At the beginning of her 2L year at the College of Law, Ana Marcela Rountree (J.D. ’95) noticed a new student in one of her classes. Being the smaller, community-focused law school that it is, “Everybody knew everybody,” she said. “So, he kind of stuck out.”
The student was Mason Rountree (J.D. ’95), who transferred to Georgia State Law from out of state. He went to undergrad at the University of Georgia and knew he wanted to practice in Georgia, so he made the switch to be closer to home.
“Part of the humor is I think we had six classes that we were taking that fall,” Mason said. “Every time I went to a new class, she was in the class. Every single time.”
The pair quickly became study partners, and the year after graduating from the College of Law they were married. Now 26 years later, the couple runs Rountree Law Firm out of Dallas, Georgia together. It was originally a clerkship Mason landed with the Superior Court Judges of Paulding, Polk and Haralson Counties that introduced the couple to that area.
After Mason completed the clerkship, he began practicing in Marietta at a mid-sized law firm. Ana then also clerked for the same Superior Court Judges while she was pregnant with their daughter. With little downtime after Ana gave birth, Mason approached Ana about opening the firm together in Dallas.
“I think I was one week into my maternity leave,” Ana said humorously. “We had just brought her home and Mason said, ‘I think we need to open an office,’ so we opened in January of 1999.”

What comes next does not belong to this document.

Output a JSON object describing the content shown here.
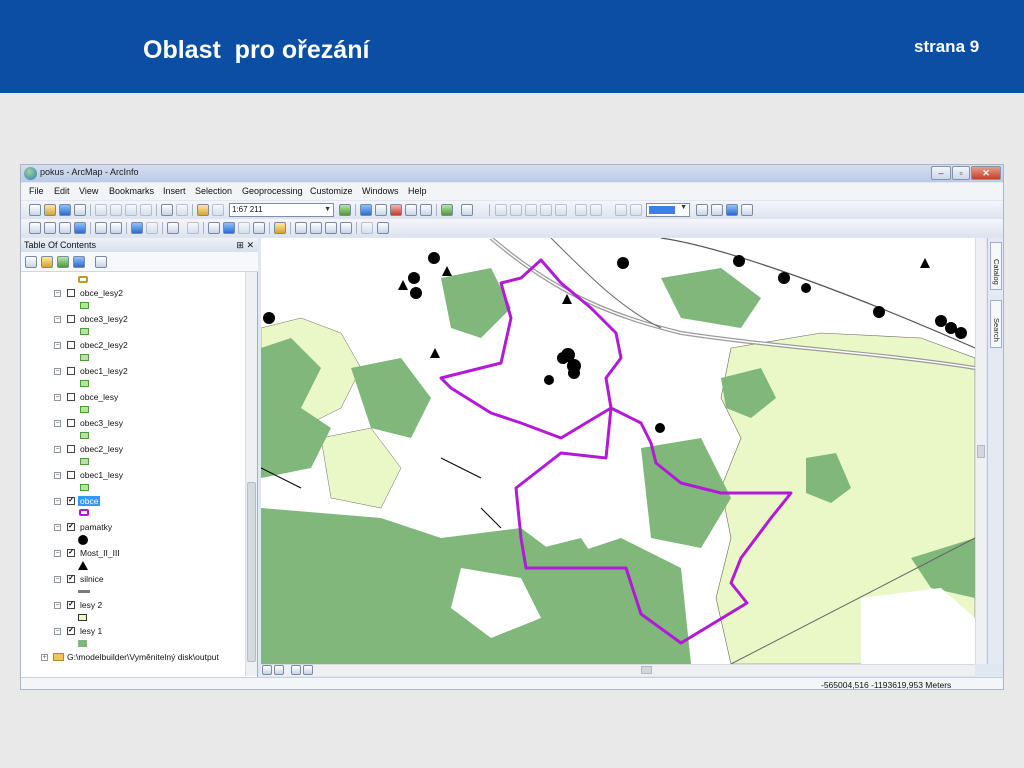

Their practice has evolved over the years to meet the needs of their community but covers most kinds of non-domestic litigation, along with estate planning. Ana also serves as the County Conservator for Paulding Probate Court. As far as owning a practice together, the two say they each have strengths they bring that allows them to tackle most anything that comes across their desks.
“When asked how it is to practice law with my wife, I like to point out that she’s on the opposite end of the building,” Mason joked. “We have very different practices, so our work doesn’t combine a lot, but we eat lunch together probably three to four times a week. We’ve been able to find a good balance.”
The couple is grateful for their decision to stay in Paulding County and credit much of that to Judge Bill Foster, who both Ana and Mason clerked for and have retained a relationship with to this day.
Above their careers, Ana and Mason prioritize their family, faith, and giving back. One of their favorite projects is a piece of property in Polk County they bought in 2007. On the property is a cave with hundreds of bats. Since purchasing the property, they have installed a bat-friendly gate and worked with the Georgia Department of Natural Resources to protect the wildlife and survey the bats. Researchers into White Nose Syndrome from Georgia State have also used the cave looking for a cure to the disease that has caused at least 95% mortality of bats in Georgia over the past decade. Their four children have frequently helped with cleaning up the cave, exploring, and participating in research, which has inspired two of their children to pursue careers in animal conservation and environmental protection.
The Rountrees are also intentional about where they focus their giving efforts, with the College of Law being one of the institutions they prioritize. The couple was instrumental with the development of the new College of Law building in 2015 and are now focusing their giving on scholarships for recent graduates looking to practice in more rural areas.
“One of the greatest things from Georgia State Law is that it has pushed us to grow,” Ana said. “In a way, we’ve grown in our faith because Dean Kaminshine and others at the law school pushed us by letting us know what they need from us and us realizing we can help make a real impact by giving to causes that are consistent with our faith.”
Written by Mara Thompson